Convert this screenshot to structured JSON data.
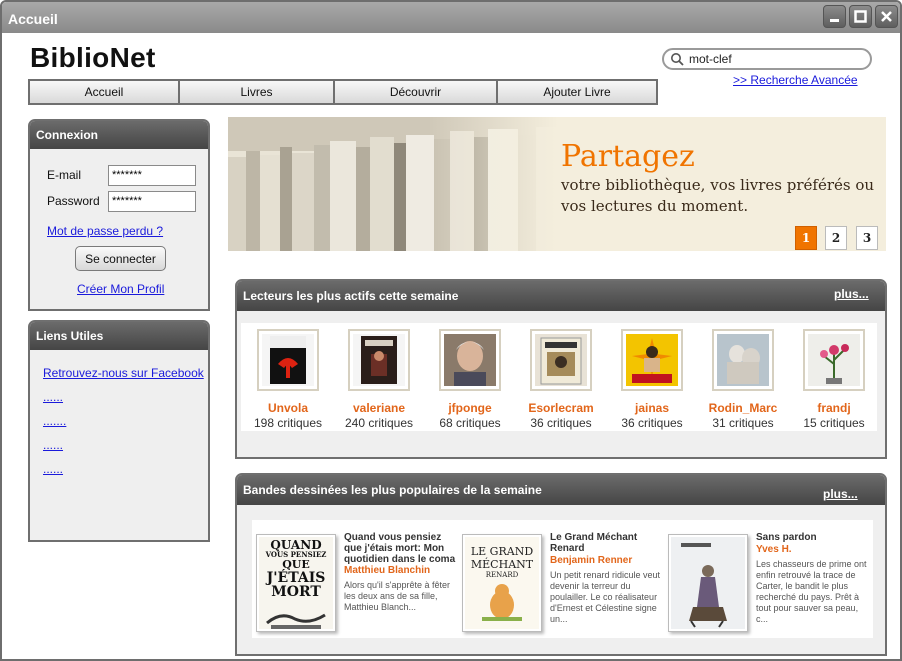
{
  "window": {
    "title": "Accueil"
  },
  "brand": {
    "logo": "BiblioNet"
  },
  "search": {
    "value": "mot-clef",
    "advanced_link": ">> Recherche Avancée"
  },
  "nav": [
    "Accueil",
    "Livres",
    "Découvrir",
    "Ajouter Livre"
  ],
  "login": {
    "title": "Connexion",
    "email_label": "E-mail",
    "email_value": "*******",
    "password_label": "Password",
    "password_value": "*******",
    "forgot_link": "Mot de passe perdu ?",
    "submit_label": "Se connecter",
    "create_profile_link": "Créer Mon Profil"
  },
  "useful_links": {
    "title": "Liens Utiles",
    "items": [
      "Retrouvez-nous sur Facebook",
      "......",
      ".......",
      "......",
      "......"
    ]
  },
  "banner": {
    "title": "Partagez",
    "text": "votre bibliothèque, vos livres préférés ou vos lectures du moment.",
    "pages": [
      "1",
      "2",
      "3"
    ],
    "active_page": "1",
    "accent_color": "#f07400"
  },
  "readers_section": {
    "title": "Lecteurs les plus actifs cette semaine",
    "more_link": "plus...",
    "readers": [
      {
        "name": "Unvola",
        "count": "198 critiques",
        "avatar": "book-cover-red-icon"
      },
      {
        "name": "valeriane",
        "count": "240 critiques",
        "avatar": "book-cover-dark-icon"
      },
      {
        "name": "jfponge",
        "count": "68 critiques",
        "avatar": "portrait-photo-icon"
      },
      {
        "name": "Esorlecram",
        "count": "36 critiques",
        "avatar": "book-cover-icon"
      },
      {
        "name": "jainas",
        "count": "36 critiques",
        "avatar": "bruce-lee-poster-icon"
      },
      {
        "name": "Rodin_Marc",
        "count": "31 critiques",
        "avatar": "sculpture-icon"
      },
      {
        "name": "frandj",
        "count": "15 critiques",
        "avatar": "flower-icon"
      }
    ]
  },
  "comics_section": {
    "title": "Bandes dessinées les plus populaires de la semaine",
    "more_link": "plus...",
    "items": [
      {
        "title": "Quand vous pensiez que j'étais mort: Mon quotidien dans le coma",
        "author": "Matthieu Blanchin",
        "desc": "Alors qu'il s'apprête à fêter les deux ans de sa fille, Matthieu Blanch...",
        "cover_text": [
          "QUAND",
          "VOUS PENSIEZ",
          "QUE",
          "J'ÉTAIS",
          "MORT"
        ]
      },
      {
        "title": "Le Grand Méchant Renard",
        "author": "Benjamin Renner",
        "desc": "Un petit renard ridicule veut devenir la terreur du poulailler. Le co réalisateur d'Ernest et Célestine signe un...",
        "cover_text": [
          "LE GRAND",
          "MÉCHANT",
          "RENARD"
        ]
      },
      {
        "title": "Sans pardon",
        "author": "Yves H.",
        "desc": "Les chasseurs de prime ont enfin retrouvé la trace de Carter, le bandit le plus recherché du pays. Prêt à tout pour sauver sa peau, c...",
        "cover_text": []
      }
    ]
  }
}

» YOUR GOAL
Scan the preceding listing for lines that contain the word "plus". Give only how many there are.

» SOLUTION TO THIS EXERCISE
5